Brian Walsh, the Massachusetts father charged in his wife’s disappearance, enrolled in life coaching groups that promising to “inspire faith, trust, and love and compassion in all your relationships.”
Those who attended Boston Breakthrough Academy sessions remember Walshe, 47, as a born leader who was nicknamed “Head and Shoulders” for his luscious locks and “cool guy” persona.
The academy, which merged with another life-coaching organization last year, is offered other services and seminars, sharing a podcast on “Steps to Ending a Toxic Relationship” on her website.
Members of Walshe’s 30-person cohort told The Post they were stunned by recent headlines implicating their former classmate in the disappearance of his wife, Ana.
“This whole situation he’s in is a complete shock to me,” said Ali Ozdemir, 31. He said Walshe “was someone you wanted to hang out with or be around.”
Walshe enrolled in the four-month program in January 2020, paying $2,997 for 16 sessions over five weekends, often lasting more than 12 hours a day, according to the organization’s website.
He was convinced to join his wife, Ana, who had attended one of the courses in late 2019 and suggested it could change his life.
Walshe rose through the organization’s “elite” Mastering Leadership Program until 2021 — and was regarded as a natural model. Another attendee, who requested anonymity, praised him for leading their team in raising $180,000 for a nonprofit that provided food to the hungry in the early days of the pandemic.
“He was incredibly giving of his time, he was a good listener, he was kind,” the participant recalled, her voice shaking.
Ozdemir noted that Walshe, with his real estate wife Ana and three children, seemed to have “the perfect family.”
Update on missing mother-of-three Ana Walshe
“You looked at them and said, ‘This is something I want: a beautiful wife with children, learning together, being a team.’
The group, however, has been oblivious to Brian’s legal troubles over the years, including his arrest for selling fake Andy Warhol paintings and stealing hundreds of thousands of dollars from his late father’s home.

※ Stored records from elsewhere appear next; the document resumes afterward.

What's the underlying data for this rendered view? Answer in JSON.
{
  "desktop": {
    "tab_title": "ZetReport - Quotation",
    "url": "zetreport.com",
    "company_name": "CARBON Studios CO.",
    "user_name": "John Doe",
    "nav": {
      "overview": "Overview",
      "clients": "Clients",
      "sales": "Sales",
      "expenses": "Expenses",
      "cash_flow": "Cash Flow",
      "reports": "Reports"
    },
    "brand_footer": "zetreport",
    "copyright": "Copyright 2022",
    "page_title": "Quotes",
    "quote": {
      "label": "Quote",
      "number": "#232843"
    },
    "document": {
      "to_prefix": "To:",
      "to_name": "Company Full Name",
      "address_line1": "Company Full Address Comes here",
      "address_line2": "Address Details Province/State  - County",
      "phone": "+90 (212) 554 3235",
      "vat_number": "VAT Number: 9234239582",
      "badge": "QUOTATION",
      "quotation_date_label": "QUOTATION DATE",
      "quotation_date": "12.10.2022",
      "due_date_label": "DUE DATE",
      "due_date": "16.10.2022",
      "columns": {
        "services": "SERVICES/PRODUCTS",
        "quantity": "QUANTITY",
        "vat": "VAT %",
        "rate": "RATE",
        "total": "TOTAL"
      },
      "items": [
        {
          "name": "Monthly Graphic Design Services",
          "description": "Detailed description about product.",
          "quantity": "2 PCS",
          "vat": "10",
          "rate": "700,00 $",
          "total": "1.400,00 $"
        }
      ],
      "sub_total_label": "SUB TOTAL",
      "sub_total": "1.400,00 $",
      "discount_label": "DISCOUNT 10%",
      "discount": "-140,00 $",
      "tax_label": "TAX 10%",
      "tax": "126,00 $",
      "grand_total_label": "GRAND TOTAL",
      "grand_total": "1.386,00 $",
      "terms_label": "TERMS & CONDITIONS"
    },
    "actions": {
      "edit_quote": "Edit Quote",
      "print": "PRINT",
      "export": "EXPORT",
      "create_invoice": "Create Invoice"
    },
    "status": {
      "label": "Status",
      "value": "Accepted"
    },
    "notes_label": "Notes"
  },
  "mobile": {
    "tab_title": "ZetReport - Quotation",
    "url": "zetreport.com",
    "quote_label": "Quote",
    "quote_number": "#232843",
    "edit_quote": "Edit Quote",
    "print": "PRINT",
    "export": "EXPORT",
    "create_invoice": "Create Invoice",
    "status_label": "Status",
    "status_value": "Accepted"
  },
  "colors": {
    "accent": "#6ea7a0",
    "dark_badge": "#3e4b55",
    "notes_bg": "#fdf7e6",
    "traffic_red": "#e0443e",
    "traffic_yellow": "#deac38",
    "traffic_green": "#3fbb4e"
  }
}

Ana seemed convinced that her husband made great personal progress through the program.
“I experienced the transformation firsthand and all I could think about was how supportive this program would be for Brian,” Ana said in a September 2021 letter to a federal judge in the Warhol case, obtained by The Post. “During this program, he defined what integrity means, as well as accountability, responsibility and clear communication.”
The facade of Walshe’s picture-perfect life crumbled earlier this year after Ana was reported missing on January 4. Walshe told police he hadn’t seen his wife since New Year’s, claiming he had left for DC for a “work emergency . ”
During that time, Walshe allegedly searched the Internet for “how to dispose of the body of a 115-pound woman,” according to court records. Police found no evidence that Ana called a utility or boarded a flight. They found a bloody, broken knife in the basement of the couple’s Cohasset home. Evidence that Walshe purchased $450 worth of cleaning supplies from Home Depot. and an axe, hacksaw, garbage bags, used cleaning supplies and a rug at a transfer station in Peabody, Mass., just five miles from Brian Walshe’s mother’s home in Swampscott.
Walshe is currently being held on $500,000 bond for interfering with investigators’ search for his missing wife. He has pleaded not guilty.
A real estate agent who had previously worked with the couple to sell a one-bedroom, one-bathroom apartment in suburban Revere, Massachusetts, recalled being put off by Brian Walshe’s “socially awkward” demeanor.
Particularly tumultuous was a December 2019 lunch meeting at the Encore Boston Harbor casino to discuss real estate business, where he had his head down, looking at the agent across the table.
“He was just a weird guy,” the agent said.